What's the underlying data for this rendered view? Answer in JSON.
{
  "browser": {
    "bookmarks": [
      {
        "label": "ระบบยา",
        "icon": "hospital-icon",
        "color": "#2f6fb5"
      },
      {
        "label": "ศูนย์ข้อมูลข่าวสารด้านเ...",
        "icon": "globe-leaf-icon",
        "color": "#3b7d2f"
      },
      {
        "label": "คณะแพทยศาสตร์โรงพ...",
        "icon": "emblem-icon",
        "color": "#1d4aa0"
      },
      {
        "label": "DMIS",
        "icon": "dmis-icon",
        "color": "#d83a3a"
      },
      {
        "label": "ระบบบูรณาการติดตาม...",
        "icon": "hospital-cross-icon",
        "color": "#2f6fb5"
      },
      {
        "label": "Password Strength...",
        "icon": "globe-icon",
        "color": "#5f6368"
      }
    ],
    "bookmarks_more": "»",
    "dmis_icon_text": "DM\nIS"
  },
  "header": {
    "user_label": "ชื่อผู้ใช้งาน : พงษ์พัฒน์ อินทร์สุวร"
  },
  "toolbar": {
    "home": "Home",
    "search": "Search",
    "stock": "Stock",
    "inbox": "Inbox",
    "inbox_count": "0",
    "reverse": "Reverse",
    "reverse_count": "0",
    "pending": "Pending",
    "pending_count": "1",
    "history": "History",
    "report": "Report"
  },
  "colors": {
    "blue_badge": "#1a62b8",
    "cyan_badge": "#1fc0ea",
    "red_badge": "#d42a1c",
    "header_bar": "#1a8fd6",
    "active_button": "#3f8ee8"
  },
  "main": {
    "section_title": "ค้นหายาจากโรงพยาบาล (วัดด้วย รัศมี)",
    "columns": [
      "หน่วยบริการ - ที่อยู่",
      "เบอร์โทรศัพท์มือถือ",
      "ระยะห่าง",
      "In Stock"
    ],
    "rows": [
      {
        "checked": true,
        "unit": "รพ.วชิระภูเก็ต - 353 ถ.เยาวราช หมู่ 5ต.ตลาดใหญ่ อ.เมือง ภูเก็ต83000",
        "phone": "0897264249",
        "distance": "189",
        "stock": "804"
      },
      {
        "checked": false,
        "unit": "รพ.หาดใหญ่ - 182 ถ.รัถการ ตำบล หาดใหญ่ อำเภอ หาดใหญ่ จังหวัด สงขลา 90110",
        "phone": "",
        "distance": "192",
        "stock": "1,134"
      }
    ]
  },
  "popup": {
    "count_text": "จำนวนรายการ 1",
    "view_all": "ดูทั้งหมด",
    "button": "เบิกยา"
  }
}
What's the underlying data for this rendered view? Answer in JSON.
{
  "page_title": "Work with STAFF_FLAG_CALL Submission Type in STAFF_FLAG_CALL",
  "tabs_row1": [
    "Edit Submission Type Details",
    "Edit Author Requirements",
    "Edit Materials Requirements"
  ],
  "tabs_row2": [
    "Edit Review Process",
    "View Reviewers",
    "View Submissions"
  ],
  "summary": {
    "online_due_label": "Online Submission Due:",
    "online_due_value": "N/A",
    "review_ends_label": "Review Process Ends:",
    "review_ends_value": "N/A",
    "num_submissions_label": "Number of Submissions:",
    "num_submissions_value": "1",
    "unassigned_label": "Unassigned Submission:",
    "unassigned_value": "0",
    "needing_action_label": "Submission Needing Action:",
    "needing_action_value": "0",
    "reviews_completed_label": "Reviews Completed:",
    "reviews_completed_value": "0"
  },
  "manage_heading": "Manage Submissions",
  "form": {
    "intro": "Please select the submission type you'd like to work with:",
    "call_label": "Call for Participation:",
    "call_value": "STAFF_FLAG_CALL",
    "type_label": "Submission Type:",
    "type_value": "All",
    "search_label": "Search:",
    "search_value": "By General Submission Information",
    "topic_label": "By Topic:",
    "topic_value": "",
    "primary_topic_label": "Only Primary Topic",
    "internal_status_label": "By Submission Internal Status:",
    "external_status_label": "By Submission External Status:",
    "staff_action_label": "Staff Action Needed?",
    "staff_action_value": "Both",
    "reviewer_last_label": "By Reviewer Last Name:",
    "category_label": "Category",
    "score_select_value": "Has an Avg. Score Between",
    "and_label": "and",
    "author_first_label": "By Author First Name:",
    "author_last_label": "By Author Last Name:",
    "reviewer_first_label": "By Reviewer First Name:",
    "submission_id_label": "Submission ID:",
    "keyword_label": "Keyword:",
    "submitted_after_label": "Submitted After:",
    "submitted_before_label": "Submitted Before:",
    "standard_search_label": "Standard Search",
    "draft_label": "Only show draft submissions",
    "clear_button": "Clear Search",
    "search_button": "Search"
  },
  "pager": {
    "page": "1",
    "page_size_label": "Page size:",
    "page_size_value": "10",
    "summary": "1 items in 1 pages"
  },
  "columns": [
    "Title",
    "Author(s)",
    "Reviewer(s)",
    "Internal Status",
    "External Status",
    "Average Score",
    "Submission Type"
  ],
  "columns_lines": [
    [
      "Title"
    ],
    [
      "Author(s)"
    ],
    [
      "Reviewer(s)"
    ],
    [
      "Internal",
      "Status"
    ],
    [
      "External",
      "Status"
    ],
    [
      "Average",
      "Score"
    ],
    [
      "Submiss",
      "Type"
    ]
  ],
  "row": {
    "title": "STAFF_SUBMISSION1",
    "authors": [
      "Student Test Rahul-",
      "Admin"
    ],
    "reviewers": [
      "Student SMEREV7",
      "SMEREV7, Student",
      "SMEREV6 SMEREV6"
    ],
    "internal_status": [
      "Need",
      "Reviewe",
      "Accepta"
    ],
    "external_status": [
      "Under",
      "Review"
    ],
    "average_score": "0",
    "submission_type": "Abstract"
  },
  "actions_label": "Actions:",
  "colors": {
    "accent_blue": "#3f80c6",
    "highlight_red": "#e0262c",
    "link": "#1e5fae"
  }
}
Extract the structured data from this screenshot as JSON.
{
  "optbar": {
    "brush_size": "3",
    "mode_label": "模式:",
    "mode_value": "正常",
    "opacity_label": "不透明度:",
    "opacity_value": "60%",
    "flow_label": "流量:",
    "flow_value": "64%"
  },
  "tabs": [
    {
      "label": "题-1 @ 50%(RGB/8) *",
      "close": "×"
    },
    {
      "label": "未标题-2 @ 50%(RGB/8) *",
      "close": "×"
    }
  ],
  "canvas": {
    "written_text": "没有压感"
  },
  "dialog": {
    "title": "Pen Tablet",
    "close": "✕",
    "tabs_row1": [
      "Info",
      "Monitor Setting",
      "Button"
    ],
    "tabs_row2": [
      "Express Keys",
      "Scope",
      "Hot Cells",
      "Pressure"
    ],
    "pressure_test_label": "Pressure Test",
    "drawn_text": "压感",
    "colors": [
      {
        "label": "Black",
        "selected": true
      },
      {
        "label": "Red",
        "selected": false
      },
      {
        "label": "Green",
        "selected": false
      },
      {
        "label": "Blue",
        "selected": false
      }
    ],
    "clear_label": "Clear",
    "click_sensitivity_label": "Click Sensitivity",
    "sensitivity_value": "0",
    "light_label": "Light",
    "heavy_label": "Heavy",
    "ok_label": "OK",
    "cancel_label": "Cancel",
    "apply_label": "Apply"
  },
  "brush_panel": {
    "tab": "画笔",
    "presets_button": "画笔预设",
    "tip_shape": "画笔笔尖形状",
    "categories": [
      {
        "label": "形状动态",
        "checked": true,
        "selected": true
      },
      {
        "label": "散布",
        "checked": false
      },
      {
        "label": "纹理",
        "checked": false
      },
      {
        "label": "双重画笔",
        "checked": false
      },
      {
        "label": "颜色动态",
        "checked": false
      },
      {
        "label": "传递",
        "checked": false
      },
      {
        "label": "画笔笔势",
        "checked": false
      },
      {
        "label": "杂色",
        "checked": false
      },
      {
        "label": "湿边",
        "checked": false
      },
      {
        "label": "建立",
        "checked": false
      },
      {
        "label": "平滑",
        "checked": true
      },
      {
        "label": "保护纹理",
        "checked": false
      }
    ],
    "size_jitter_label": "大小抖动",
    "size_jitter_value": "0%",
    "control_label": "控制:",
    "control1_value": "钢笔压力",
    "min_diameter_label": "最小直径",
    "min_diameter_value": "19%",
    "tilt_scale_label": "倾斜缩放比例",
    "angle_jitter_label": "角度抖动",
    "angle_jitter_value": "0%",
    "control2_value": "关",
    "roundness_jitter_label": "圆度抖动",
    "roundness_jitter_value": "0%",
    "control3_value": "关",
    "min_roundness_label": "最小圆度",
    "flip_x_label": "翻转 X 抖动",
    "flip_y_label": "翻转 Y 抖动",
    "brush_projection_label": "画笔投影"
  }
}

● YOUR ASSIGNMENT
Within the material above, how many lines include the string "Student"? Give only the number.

● OUTPUT OF THE EXERCISE
3